What happens when you take one of the best classic game companies and throw them into the RPG arena? Lufia happens. Lufia may not be the best RPG ever, but it definitely offers a new, interesting take on console RPGs and has developed quite a cult following, though typically due to the sequels and prequels rather than the original product.
Available For: SNES
Release Date: 1993
Yes, once again, I’ve seen that a LOT of traffic has been generated by RPGs for 1993, so once again, I’ve hand selected one that isn’t sucky at all to have a go at. Taito isn’t typically known for doing RPGs, with a few rare exceptions. No, more often than not they’re making stuff like Bubble Bobble, Renegade, Operation Wolf, Rastan Saga, Darius, Space Invaders, and various other classics.
One thing I learned while researching Taito a little more was that, like many other classic gaming developers, they’ve been swallowed up by the ever-growing beast that is Square Enix. This doesn’t annoy me, but it is a tad worrying. If you don’t quite understand why, it’s best if you investigate the Square Enix wiki link yourself. Scary stuff if you ask me.
In any case, Lufia. So what is it? What’s it about? Well, the game opens up with the 4 heroes of light…err, just heroes, I guess…raiding the temple of fiends…err, fortress of doom…to defeat the sinistrals once and for all! Allegedly! Really, the story’s not too terribly interesting and very cliche, especially in comparison to other RPGs.
Now, I don’t want to get sidetracked too much here, but effectively this is the weakest of the Lufia titles, which is odd when you think about it because they sequels and prequels all kick ass. And I do mean ALL. The DS one’s a little weak, but it was trying something new and still offered some new things like voiceovers, 3D graphics, action, and so on.
Where it wins is in terms of simplicity and the combat engine. Remember that in RPGs while the story still does matter, what you’re going to be doing 80% of the time, if not greater, is fighting. This doesn’t always apply to newer RPGs, but especially with classic RPGs, oh yeah. All the time. So even if the story and characters suck out loud, what it really boils down to is keeping the player focused, especially when performing one of the more tired, boring, and repetitive tasks of the game (fighting).

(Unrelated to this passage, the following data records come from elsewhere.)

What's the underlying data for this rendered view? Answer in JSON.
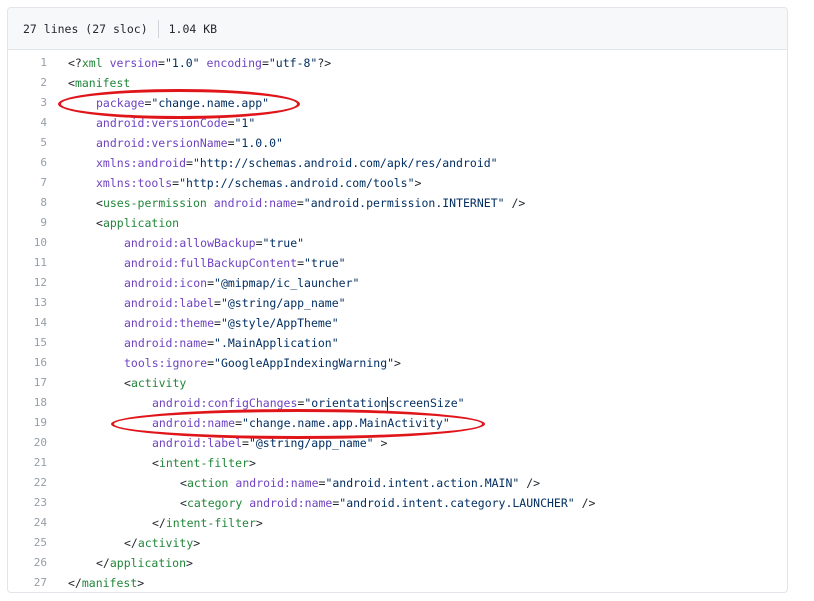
{
  "header": {
    "lines_info": "27 lines (27 sloc)",
    "size": "1.04 KB"
  },
  "code": {
    "lines": [
      {
        "n": "1",
        "indent": 0,
        "tokens": [
          {
            "t": "plain",
            "v": "<?"
          },
          {
            "t": "tag",
            "v": "xml"
          },
          {
            "t": "plain",
            "v": " "
          },
          {
            "t": "attr",
            "v": "version"
          },
          {
            "t": "plain",
            "v": "="
          },
          {
            "t": "str",
            "v": "\"1.0\""
          },
          {
            "t": "plain",
            "v": " "
          },
          {
            "t": "attr",
            "v": "encoding"
          },
          {
            "t": "plain",
            "v": "="
          },
          {
            "t": "str",
            "v": "\"utf-8\""
          },
          {
            "t": "plain",
            "v": "?>"
          }
        ]
      },
      {
        "n": "2",
        "indent": 0,
        "tokens": [
          {
            "t": "plain",
            "v": "<"
          },
          {
            "t": "tag",
            "v": "manifest"
          }
        ]
      },
      {
        "n": "3",
        "indent": 1,
        "tokens": [
          {
            "t": "attr",
            "v": "package"
          },
          {
            "t": "plain",
            "v": "="
          },
          {
            "t": "str",
            "v": "\"change.name.app\""
          }
        ]
      },
      {
        "n": "4",
        "indent": 1,
        "tokens": [
          {
            "t": "attr",
            "v": "android:versionCode"
          },
          {
            "t": "plain",
            "v": "="
          },
          {
            "t": "str",
            "v": "\"1\""
          }
        ]
      },
      {
        "n": "5",
        "indent": 1,
        "tokens": [
          {
            "t": "attr",
            "v": "android:versionName"
          },
          {
            "t": "plain",
            "v": "="
          },
          {
            "t": "str",
            "v": "\"1.0.0\""
          }
        ]
      },
      {
        "n": "6",
        "indent": 1,
        "tokens": [
          {
            "t": "attr",
            "v": "xmlns:android"
          },
          {
            "t": "plain",
            "v": "="
          },
          {
            "t": "str",
            "v": "\"http://schemas.android.com/apk/res/android\""
          }
        ]
      },
      {
        "n": "7",
        "indent": 1,
        "tokens": [
          {
            "t": "attr",
            "v": "xmlns:tools"
          },
          {
            "t": "plain",
            "v": "="
          },
          {
            "t": "str",
            "v": "\"http://schemas.android.com/tools\""
          },
          {
            "t": "plain",
            "v": ">"
          }
        ]
      },
      {
        "n": "8",
        "indent": 1,
        "tokens": [
          {
            "t": "plain",
            "v": "<"
          },
          {
            "t": "tag",
            "v": "uses-permission"
          },
          {
            "t": "plain",
            "v": " "
          },
          {
            "t": "attr",
            "v": "android:name"
          },
          {
            "t": "plain",
            "v": "="
          },
          {
            "t": "str",
            "v": "\"android.permission.INTERNET\""
          },
          {
            "t": "plain",
            "v": " />"
          }
        ]
      },
      {
        "n": "9",
        "indent": 1,
        "tokens": [
          {
            "t": "plain",
            "v": "<"
          },
          {
            "t": "tag",
            "v": "application"
          }
        ]
      },
      {
        "n": "10",
        "indent": 2,
        "tokens": [
          {
            "t": "attr",
            "v": "android:allowBackup"
          },
          {
            "t": "plain",
            "v": "="
          },
          {
            "t": "str",
            "v": "\"true\""
          }
        ]
      },
      {
        "n": "11",
        "indent": 2,
        "tokens": [
          {
            "t": "attr",
            "v": "android:fullBackupContent"
          },
          {
            "t": "plain",
            "v": "="
          },
          {
            "t": "str",
            "v": "\"true\""
          }
        ]
      },
      {
        "n": "12",
        "indent": 2,
        "tokens": [
          {
            "t": "attr",
            "v": "android:icon"
          },
          {
            "t": "plain",
            "v": "="
          },
          {
            "t": "str",
            "v": "\"@mipmap/ic_launcher\""
          }
        ]
      },
      {
        "n": "13",
        "indent": 2,
        "tokens": [
          {
            "t": "attr",
            "v": "android:label"
          },
          {
            "t": "plain",
            "v": "="
          },
          {
            "t": "str",
            "v": "\"@string/app_name\""
          }
        ]
      },
      {
        "n": "14",
        "indent": 2,
        "tokens": [
          {
            "t": "attr",
            "v": "android:theme"
          },
          {
            "t": "plain",
            "v": "="
          },
          {
            "t": "str",
            "v": "\"@style/AppTheme\""
          }
        ]
      },
      {
        "n": "15",
        "indent": 2,
        "tokens": [
          {
            "t": "attr",
            "v": "android:name"
          },
          {
            "t": "plain",
            "v": "="
          },
          {
            "t": "str",
            "v": "\".MainApplication\""
          }
        ]
      },
      {
        "n": "16",
        "indent": 2,
        "tokens": [
          {
            "t": "attr",
            "v": "tools:ignore"
          },
          {
            "t": "plain",
            "v": "="
          },
          {
            "t": "str",
            "v": "\"GoogleAppIndexingWarning\""
          },
          {
            "t": "plain",
            "v": ">"
          }
        ]
      },
      {
        "n": "17",
        "indent": 2,
        "tokens": [
          {
            "t": "plain",
            "v": "<"
          },
          {
            "t": "tag",
            "v": "activity"
          }
        ]
      },
      {
        "n": "18",
        "indent": 3,
        "tokens": [
          {
            "t": "attr",
            "v": "android:configChanges"
          },
          {
            "t": "plain",
            "v": "="
          },
          {
            "t": "str",
            "v": "\"orientation"
          },
          {
            "t": "caret",
            "v": ""
          },
          {
            "t": "str",
            "v": "screenSize\""
          }
        ]
      },
      {
        "n": "19",
        "indent": 3,
        "tokens": [
          {
            "t": "attr",
            "v": "android:name"
          },
          {
            "t": "plain",
            "v": "="
          },
          {
            "t": "str",
            "v": "\"change.name.app.MainActivity\""
          }
        ]
      },
      {
        "n": "20",
        "indent": 3,
        "tokens": [
          {
            "t": "attr",
            "v": "android:label"
          },
          {
            "t": "plain",
            "v": "="
          },
          {
            "t": "str",
            "v": "\"@string/app_name\""
          },
          {
            "t": "plain",
            "v": " >"
          }
        ]
      },
      {
        "n": "21",
        "indent": 3,
        "tokens": [
          {
            "t": "plain",
            "v": "<"
          },
          {
            "t": "tag",
            "v": "intent-filter"
          },
          {
            "t": "plain",
            "v": ">"
          }
        ]
      },
      {
        "n": "22",
        "indent": 4,
        "tokens": [
          {
            "t": "plain",
            "v": "<"
          },
          {
            "t": "tag",
            "v": "action"
          },
          {
            "t": "plain",
            "v": " "
          },
          {
            "t": "attr",
            "v": "android:name"
          },
          {
            "t": "plain",
            "v": "="
          },
          {
            "t": "str",
            "v": "\"android.intent.action.MAIN\""
          },
          {
            "t": "plain",
            "v": " />"
          }
        ]
      },
      {
        "n": "23",
        "indent": 4,
        "tokens": [
          {
            "t": "plain",
            "v": "<"
          },
          {
            "t": "tag",
            "v": "category"
          },
          {
            "t": "plain",
            "v": " "
          },
          {
            "t": "attr",
            "v": "android:name"
          },
          {
            "t": "plain",
            "v": "="
          },
          {
            "t": "str",
            "v": "\"android.intent.category.LAUNCHER\""
          },
          {
            "t": "plain",
            "v": " />"
          }
        ]
      },
      {
        "n": "24",
        "indent": 3,
        "tokens": [
          {
            "t": "plain",
            "v": "</"
          },
          {
            "t": "tag",
            "v": "intent-filter"
          },
          {
            "t": "plain",
            "v": ">"
          }
        ]
      },
      {
        "n": "25",
        "indent": 2,
        "tokens": [
          {
            "t": "plain",
            "v": "</"
          },
          {
            "t": "tag",
            "v": "activity"
          },
          {
            "t": "plain",
            "v": ">"
          }
        ]
      },
      {
        "n": "26",
        "indent": 1,
        "tokens": [
          {
            "t": "plain",
            "v": "</"
          },
          {
            "t": "tag",
            "v": "application"
          },
          {
            "t": "plain",
            "v": ">"
          }
        ]
      },
      {
        "n": "27",
        "indent": 0,
        "tokens": [
          {
            "t": "plain",
            "v": "</"
          },
          {
            "t": "tag",
            "v": "manifest"
          },
          {
            "t": "plain",
            "v": ">"
          }
        ]
      }
    ]
  },
  "annotations": {
    "color": "#e0151a"
  },
  "colors": {
    "tag": "#22863a",
    "attr": "#6f42c1",
    "string": "#032f62",
    "line_number": "#959da5"
  }
}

Lufia’s battle system is interesting because it’s based around menues, yes, but they’re accessed super quick because you simply press in different directions to access different menues. The battle layout is simple and easy to understand, though sometimes the spells and overall spell effectiveness are kinda vague until you experiment with them a bit.
There isn’t too much more to say than it has good music, graphics, and design overall. It’s not boring, but nothing truly significant pops to mind as far as the plot or characters. I know there are some major twists that occur somewhat late in the game, but a few of them are fairly predictable. Again, the game is relatively cliche overall, so don’t expect anything mind blowing from the story.
As far as why you should play it, well…it’s pretty simple. Let me put it this way. It’s an RPG kids can play. On top of that, it’s not overly hard, has a relatively simple interface all around, doesn’t require too terribly much grinding, and it’s a good first step forward for a series that is ultimately far better than the original product. Seriously, once Natsume took over, this shit skyrocketed.
And that’s not to say Taito wasn’t the right company for the job. Just like Capcom and a few others, they wanted to dip into the RPG realm which, by that point, was held mostly by a select few companies exclusively. And really, that makes sense because RPGs simply weren’t that popular to the American audience back then. Why take an hour or so to grind in Final Fantasy 6 when you can sit down and blow shit up in Contra 3?
When all’s said and done, Lufia isn’t the best RPG ever, but it deserves to be checked out. I mean, I guess. There’s nothing technically wrong with it other than it just being a little bland. It’s a fun little game that doesn’t do anything new, but doesn’t suck either. You already know what I think about Lufia 2 and Lufia – The Legend Returns, so I’d recommend checking this one out just to see how it all started.